=== Begin Enclosure ===
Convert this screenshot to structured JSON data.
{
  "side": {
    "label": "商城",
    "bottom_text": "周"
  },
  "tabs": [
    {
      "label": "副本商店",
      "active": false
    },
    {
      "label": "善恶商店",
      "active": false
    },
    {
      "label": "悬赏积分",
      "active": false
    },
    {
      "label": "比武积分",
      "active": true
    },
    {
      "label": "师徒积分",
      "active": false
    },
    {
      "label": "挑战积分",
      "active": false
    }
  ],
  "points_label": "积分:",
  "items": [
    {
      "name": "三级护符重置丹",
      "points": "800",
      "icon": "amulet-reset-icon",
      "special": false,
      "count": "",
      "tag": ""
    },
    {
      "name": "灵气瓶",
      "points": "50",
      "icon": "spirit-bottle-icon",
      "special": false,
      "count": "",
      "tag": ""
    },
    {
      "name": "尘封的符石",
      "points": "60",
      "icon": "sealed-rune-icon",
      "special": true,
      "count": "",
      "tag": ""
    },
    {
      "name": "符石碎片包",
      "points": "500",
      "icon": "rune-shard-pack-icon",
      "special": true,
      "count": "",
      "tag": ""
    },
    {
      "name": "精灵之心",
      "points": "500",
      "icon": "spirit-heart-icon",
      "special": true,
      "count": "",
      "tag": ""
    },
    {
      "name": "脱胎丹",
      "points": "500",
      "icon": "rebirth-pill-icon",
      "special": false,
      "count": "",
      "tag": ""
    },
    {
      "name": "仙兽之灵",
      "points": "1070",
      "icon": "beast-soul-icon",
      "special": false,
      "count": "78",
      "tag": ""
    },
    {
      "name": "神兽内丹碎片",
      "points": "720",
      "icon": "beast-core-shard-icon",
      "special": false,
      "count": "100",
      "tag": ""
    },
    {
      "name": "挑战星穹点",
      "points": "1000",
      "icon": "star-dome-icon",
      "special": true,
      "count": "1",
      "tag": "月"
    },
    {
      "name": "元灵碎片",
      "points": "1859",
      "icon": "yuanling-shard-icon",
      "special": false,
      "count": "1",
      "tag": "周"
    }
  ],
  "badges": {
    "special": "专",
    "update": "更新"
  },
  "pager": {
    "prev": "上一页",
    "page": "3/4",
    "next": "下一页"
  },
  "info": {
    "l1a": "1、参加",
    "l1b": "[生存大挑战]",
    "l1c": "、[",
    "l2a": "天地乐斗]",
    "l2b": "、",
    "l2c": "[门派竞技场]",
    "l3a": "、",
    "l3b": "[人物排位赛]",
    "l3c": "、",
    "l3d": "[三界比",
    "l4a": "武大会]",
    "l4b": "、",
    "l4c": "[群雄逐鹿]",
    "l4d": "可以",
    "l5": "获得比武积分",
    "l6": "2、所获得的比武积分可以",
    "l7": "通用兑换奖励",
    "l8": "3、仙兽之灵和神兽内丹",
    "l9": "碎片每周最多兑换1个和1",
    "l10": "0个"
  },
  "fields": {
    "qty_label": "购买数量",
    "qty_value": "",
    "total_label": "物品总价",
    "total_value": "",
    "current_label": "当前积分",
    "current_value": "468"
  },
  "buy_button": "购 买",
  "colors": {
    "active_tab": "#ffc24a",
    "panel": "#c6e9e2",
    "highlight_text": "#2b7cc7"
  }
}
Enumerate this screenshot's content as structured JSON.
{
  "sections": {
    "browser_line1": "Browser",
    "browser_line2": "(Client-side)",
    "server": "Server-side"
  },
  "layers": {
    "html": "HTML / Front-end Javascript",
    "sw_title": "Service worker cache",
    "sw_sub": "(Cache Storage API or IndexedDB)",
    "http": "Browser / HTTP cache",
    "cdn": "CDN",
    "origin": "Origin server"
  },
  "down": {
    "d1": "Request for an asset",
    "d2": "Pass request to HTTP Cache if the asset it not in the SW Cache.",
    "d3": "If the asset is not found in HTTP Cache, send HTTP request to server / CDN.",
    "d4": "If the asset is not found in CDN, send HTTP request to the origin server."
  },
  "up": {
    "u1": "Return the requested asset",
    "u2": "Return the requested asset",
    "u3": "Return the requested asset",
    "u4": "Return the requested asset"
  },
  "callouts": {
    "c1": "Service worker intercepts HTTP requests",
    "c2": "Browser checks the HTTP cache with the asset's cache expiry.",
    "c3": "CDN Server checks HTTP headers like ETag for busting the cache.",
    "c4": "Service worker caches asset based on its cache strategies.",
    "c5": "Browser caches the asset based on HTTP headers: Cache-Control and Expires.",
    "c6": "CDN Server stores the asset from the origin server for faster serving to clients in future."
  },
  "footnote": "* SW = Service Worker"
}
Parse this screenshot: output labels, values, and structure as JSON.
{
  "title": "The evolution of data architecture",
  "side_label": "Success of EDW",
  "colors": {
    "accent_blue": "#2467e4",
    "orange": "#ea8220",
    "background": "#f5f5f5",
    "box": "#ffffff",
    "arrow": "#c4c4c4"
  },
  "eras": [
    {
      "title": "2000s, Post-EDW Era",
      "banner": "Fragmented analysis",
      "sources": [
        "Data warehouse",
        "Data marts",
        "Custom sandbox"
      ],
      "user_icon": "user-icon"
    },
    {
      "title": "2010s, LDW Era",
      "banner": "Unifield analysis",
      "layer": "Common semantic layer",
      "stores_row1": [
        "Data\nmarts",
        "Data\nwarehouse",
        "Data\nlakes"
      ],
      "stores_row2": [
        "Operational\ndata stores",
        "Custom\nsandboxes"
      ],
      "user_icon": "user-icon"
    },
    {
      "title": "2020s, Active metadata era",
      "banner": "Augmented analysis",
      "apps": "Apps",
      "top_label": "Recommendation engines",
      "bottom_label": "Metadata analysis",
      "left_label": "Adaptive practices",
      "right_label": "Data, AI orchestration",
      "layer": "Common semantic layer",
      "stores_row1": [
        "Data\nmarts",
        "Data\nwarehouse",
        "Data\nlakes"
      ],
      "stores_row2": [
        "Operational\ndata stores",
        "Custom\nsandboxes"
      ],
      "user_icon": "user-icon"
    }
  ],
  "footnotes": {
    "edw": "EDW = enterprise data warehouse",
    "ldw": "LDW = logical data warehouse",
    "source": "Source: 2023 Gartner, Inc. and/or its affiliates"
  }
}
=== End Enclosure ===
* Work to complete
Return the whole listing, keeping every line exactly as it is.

* Exercise answer
Convert this screenshot to structured JSON data.
{
  "side": {
    "label": "商城",
    "bottom_text": "周"
  },
  "tabs": [
    {
      "label": "副本商店",
      "active": false
    },
    {
      "label": "善恶商店",
      "active": false
    },
    {
      "label": "悬赏积分",
      "active": false
    },
    {
      "label": "比武积分",
      "active": true
    },
    {
      "label": "师徒积分",
      "active": false
    },
    {
      "label": "挑战积分",
      "active": false
    }
  ],
  "points_label": "积分:",
  "items": [
    {
      "name": "三级护符重置丹",
      "points": "800",
      "icon": "amulet-reset-icon",
      "special": false,
      "count": "",
      "tag": ""
    },
    {
      "name": "灵气瓶",
      "points": "50",
      "icon": "spirit-bottle-icon",
      "special": false,
      "count": "",
      "tag": ""
    },
    {
      "name": "尘封的符石",
      "points": "60",
      "icon": "sealed-rune-icon",
      "special": true,
      "count": "",
      "tag": ""
    },
    {
      "name": "符石碎片包",
      "points": "500",
      "icon": "rune-shard-pack-icon",
      "special": true,
      "count": "",
      "tag": ""
    },
    {
      "name": "精灵之心",
      "points": "500",
      "icon": "spirit-heart-icon",
      "special": true,
      "count": "",
      "tag": ""
    },
    {
      "name": "脱胎丹",
      "points": "500",
      "icon": "rebirth-pill-icon",
      "special": false,
      "count": "",
      "tag": ""
    },
    {
      "name": "仙兽之灵",
      "points": "1070",
      "icon": "beast-soul-icon",
      "special": false,
      "count": "78",
      "tag": ""
    },
    {
      "name": "神兽内丹碎片",
      "points": "720",
      "icon": "beast-core-shard-icon",
      "special": false,
      "count": "100",
      "tag": ""
    },
    {
      "name": "挑战星穹点",
      "points": "1000",
      "icon": "star-dome-icon",
      "special": true,
      "count": "1",
      "tag": "月"
    },
    {
      "name": "元灵碎片",
      "points": "1859",
      "icon": "yuanling-shard-icon",
      "special": false,
      "count": "1",
      "tag": "周"
    }
  ],
  "badges": {
    "special": "专",
    "update": "更新"
  },
  "pager": {
    "prev": "上一页",
    "page": "3/4",
    "next": "下一页"
  },
  "info": {
    "l1a": "1、参加",
    "l1b": "[生存大挑战]",
    "l1c": "、[",
    "l2a": "天地乐斗]",
    "l2b": "、",
    "l2c": "[门派竞技场]",
    "l3a": "、",
    "l3b": "[人物排位赛]",
    "l3c": "、",
    "l3d": "[三界比",
    "l4a": "武大会]",
    "l4b": "、",
    "l4c": "[群雄逐鹿]",
    "l4d": "可以",
    "l5": "获得比武积分",
    "l6": "2、所获得的比武积分可以",
    "l7": "通用兑换奖励",
    "l8": "3、仙兽之灵和神兽内丹",
    "l9": "碎片每周最多兑换1个和1",
    "l10": "0个"
  },
  "fields": {
    "qty_label": "购买数量",
    "qty_value": "",
    "total_label": "物品总价",
    "total_value": "",
    "current_label": "当前积分",
    "current_value": "468"
  },
  "buy_button": "购 买",
  "colors": {
    "active_tab": "#ffc24a",
    "panel": "#c6e9e2",
    "highlight_text": "#2b7cc7"
  }
}
Enumerate this screenshot's content as structured JSON.
{
  "sections": {
    "browser_line1": "Browser",
    "browser_line2": "(Client-side)",
    "server": "Server-side"
  },
  "layers": {
    "html": "HTML / Front-end Javascript",
    "sw_title": "Service worker cache",
    "sw_sub": "(Cache Storage API or IndexedDB)",
    "http": "Browser / HTTP cache",
    "cdn": "CDN",
    "origin": "Origin server"
  },
  "down": {
    "d1": "Request for an asset",
    "d2": "Pass request to HTTP Cache if the asset it not in the SW Cache.",
    "d3": "If the asset is not found in HTTP Cache, send HTTP request to server / CDN.",
    "d4": "If the asset is not found in CDN, send HTTP request to the origin server."
  },
  "up": {
    "u1": "Return the requested asset",
    "u2": "Return the requested asset",
    "u3": "Return the requested asset",
    "u4": "Return the requested asset"
  },
  "callouts": {
    "c1": "Service worker intercepts HTTP requests",
    "c2": "Browser checks the HTTP cache with the asset's cache expiry.",
    "c3": "CDN Server checks HTTP headers like ETag for busting the cache.",
    "c4": "Service worker caches asset based on its cache strategies.",
    "c5": "Browser caches the asset based on HTTP headers: Cache-Control and Expires.",
    "c6": "CDN Server stores the asset from the origin server for faster serving to clients in future."
  },
  "footnote": "* SW = Service Worker"
}
Parse this screenshot: output labels, values, and structure as JSON.
{
  "title": "The evolution of data architecture",
  "side_label": "Success of EDW",
  "colors": {
    "accent_blue": "#2467e4",
    "orange": "#ea8220",
    "background": "#f5f5f5",
    "box": "#ffffff",
    "arrow": "#c4c4c4"
  },
  "eras": [
    {
      "title": "2000s, Post-EDW Era",
      "banner": "Fragmented analysis",
      "sources": [
        "Data warehouse",
        "Data marts",
        "Custom sandbox"
      ],
      "user_icon": "user-icon"
    },
    {
      "title": "2010s, LDW Era",
      "banner": "Unifield analysis",
      "layer": "Common semantic layer",
      "stores_row1": [
        "Data\nmarts",
        "Data\nwarehouse",
        "Data\nlakes"
      ],
      "stores_row2": [
        "Operational\ndata stores",
        "Custom\nsandboxes"
      ],
      "user_icon": "user-icon"
    },
    {
      "title": "2020s, Active metadata era",
      "banner": "Augmented analysis",
      "apps": "Apps",
      "top_label": "Recommendation engines",
      "bottom_label": "Metadata analysis",
      "left_label": "Adaptive practices",
      "right_label": "Data, AI orchestration",
      "layer": "Common semantic layer",
      "stores_row1": [
        "Data\nmarts",
        "Data\nwarehouse",
        "Data\nlakes"
      ],
      "stores_row2": [
        "Operational\ndata stores",
        "Custom\nsandboxes"
      ],
      "user_icon": "user-icon"
    }
  ],
  "footnotes": {
    "edw": "EDW = enterprise data warehouse",
    "ldw": "LDW = logical data warehouse",
    "source": "Source: 2023 Gartner, Inc. and/or its affiliates"
  }
}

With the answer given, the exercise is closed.